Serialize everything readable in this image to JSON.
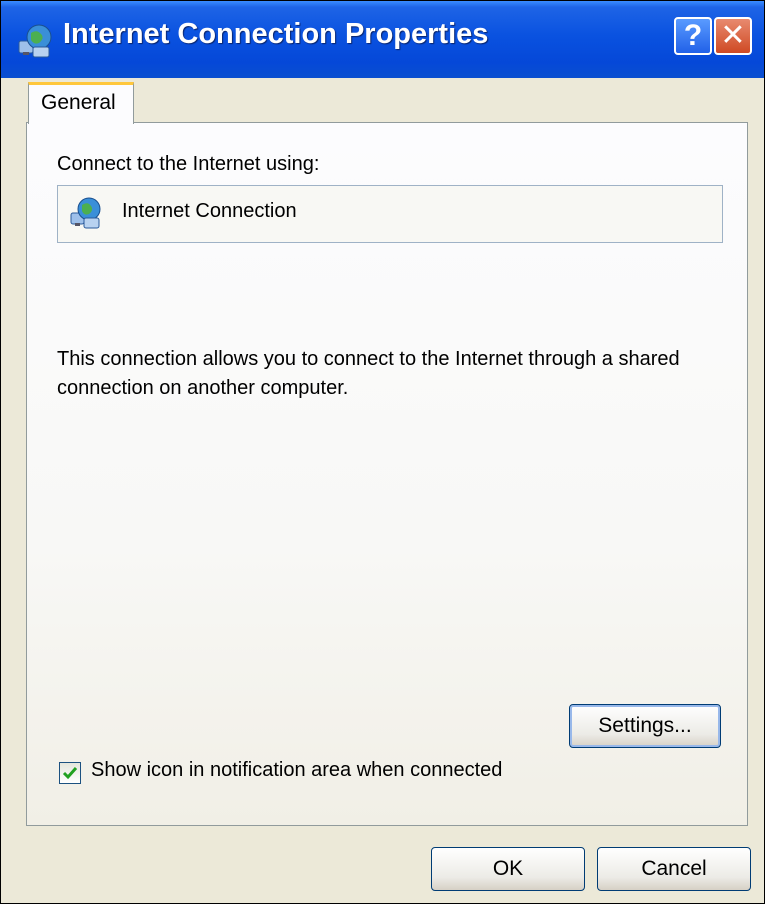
{
  "window": {
    "title": "Internet Connection Properties"
  },
  "titlebar": {
    "help_label": "?",
    "close_label": "✕"
  },
  "tabs": [
    {
      "label": "General"
    }
  ],
  "general": {
    "connect_label": "Connect to the Internet using:",
    "connection_name": "Internet Connection",
    "description": "This connection allows you to connect to the Internet through a shared connection on another computer.",
    "settings_label": "Settings...",
    "show_icon_label": "Show icon in notification area when connected",
    "show_icon_checked": true
  },
  "footer": {
    "ok_label": "OK",
    "cancel_label": "Cancel"
  },
  "colors": {
    "titlebar": "#0a52e0",
    "dialog_bg": "#ece9d8",
    "tab_highlight": "#ffc73c",
    "checkmark": "#21a121"
  },
  "icons": {
    "title": "network-globe-icon",
    "connection": "network-globe-icon",
    "help": "help-icon",
    "close": "close-icon",
    "check": "checkmark-icon"
  }
}
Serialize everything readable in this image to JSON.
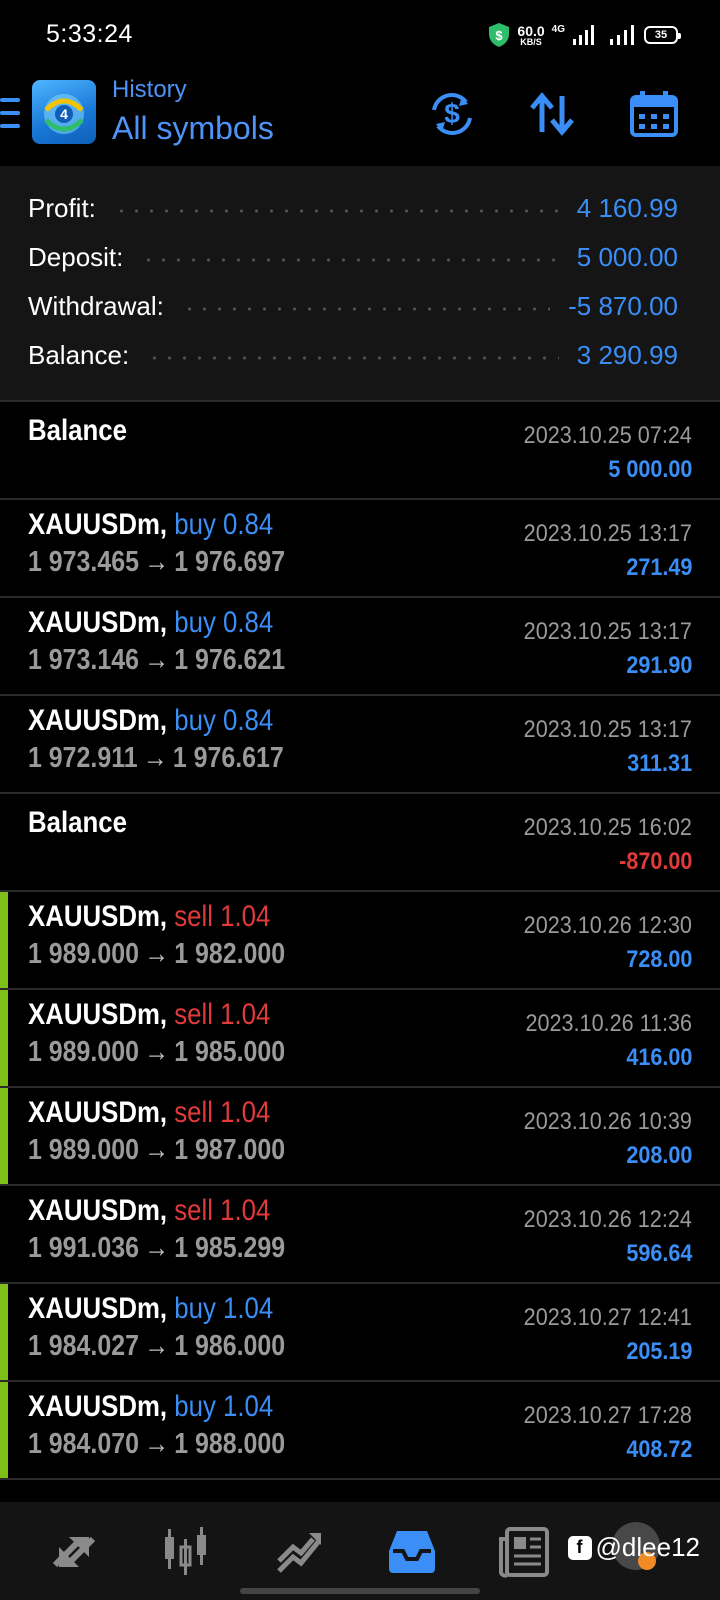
{
  "status_bar": {
    "time": "5:33:24",
    "net_speed_value": "60.0",
    "net_speed_unit": "KB/S",
    "network_type": "4G",
    "battery": "35"
  },
  "header": {
    "subtitle": "History",
    "title": "All symbols"
  },
  "summary": [
    {
      "label": "Profit:",
      "value": "4 160.99"
    },
    {
      "label": "Deposit:",
      "value": "5 000.00"
    },
    {
      "label": "Withdrawal:",
      "value": "-5 870.00"
    },
    {
      "label": "Balance:",
      "value": "3 290.99"
    }
  ],
  "rows": [
    {
      "type": "balance",
      "title": "Balance",
      "time": "2023.10.25 07:24",
      "amount": "5 000.00",
      "negative": false,
      "marker": false
    },
    {
      "type": "trade",
      "symbol": "XAUUSDm,",
      "side": "buy 0.84",
      "open": "1 973.465",
      "close": "1 976.697",
      "time": "2023.10.25 13:17",
      "amount": "271.49",
      "marker": false
    },
    {
      "type": "trade",
      "symbol": "XAUUSDm,",
      "side": "buy 0.84",
      "open": "1 973.146",
      "close": "1 976.621",
      "time": "2023.10.25 13:17",
      "amount": "291.90",
      "marker": false
    },
    {
      "type": "trade",
      "symbol": "XAUUSDm,",
      "side": "buy 0.84",
      "open": "1 972.911",
      "close": "1 976.617",
      "time": "2023.10.25 13:17",
      "amount": "311.31",
      "marker": false
    },
    {
      "type": "balance",
      "title": "Balance",
      "time": "2023.10.25 16:02",
      "amount": "-870.00",
      "negative": true,
      "marker": false
    },
    {
      "type": "trade",
      "symbol": "XAUUSDm,",
      "side": "sell 1.04",
      "open": "1 989.000",
      "close": "1 982.000",
      "time": "2023.10.26 12:30",
      "amount": "728.00",
      "marker": true
    },
    {
      "type": "trade",
      "symbol": "XAUUSDm,",
      "side": "sell 1.04",
      "open": "1 989.000",
      "close": "1 985.000",
      "time": "2023.10.26 11:36",
      "amount": "416.00",
      "marker": true
    },
    {
      "type": "trade",
      "symbol": "XAUUSDm,",
      "side": "sell 1.04",
      "open": "1 989.000",
      "close": "1 987.000",
      "time": "2023.10.26 10:39",
      "amount": "208.00",
      "marker": true
    },
    {
      "type": "trade",
      "symbol": "XAUUSDm,",
      "side": "sell 1.04",
      "open": "1 991.036",
      "close": "1 985.299",
      "time": "2023.10.26 12:24",
      "amount": "596.64",
      "marker": false
    },
    {
      "type": "trade",
      "symbol": "XAUUSDm,",
      "side": "buy 1.04",
      "open": "1 984.027",
      "close": "1 986.000",
      "time": "2023.10.27 12:41",
      "amount": "205.19",
      "marker": true
    },
    {
      "type": "trade",
      "symbol": "XAUUSDm,",
      "side": "buy 1.04",
      "open": "1 984.070",
      "close": "1 988.000",
      "time": "2023.10.27 17:28",
      "amount": "408.72",
      "marker": true
    }
  ],
  "arrow_glyph": "→",
  "watermark": "@dlee12",
  "colors": {
    "accent_blue": "#3a8ef6",
    "sell_red": "#e03a3a",
    "marker_green": "#7fbf1a",
    "background": "#000000"
  },
  "icons": {
    "header": [
      "currency-exchange-icon",
      "sort-icon",
      "calendar-icon"
    ],
    "bottom_nav": [
      "quotes-icon",
      "chart-icon",
      "trade-icon",
      "history-icon",
      "news-icon"
    ]
  }
}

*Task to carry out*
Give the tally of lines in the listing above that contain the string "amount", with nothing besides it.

*Completed exercise*
11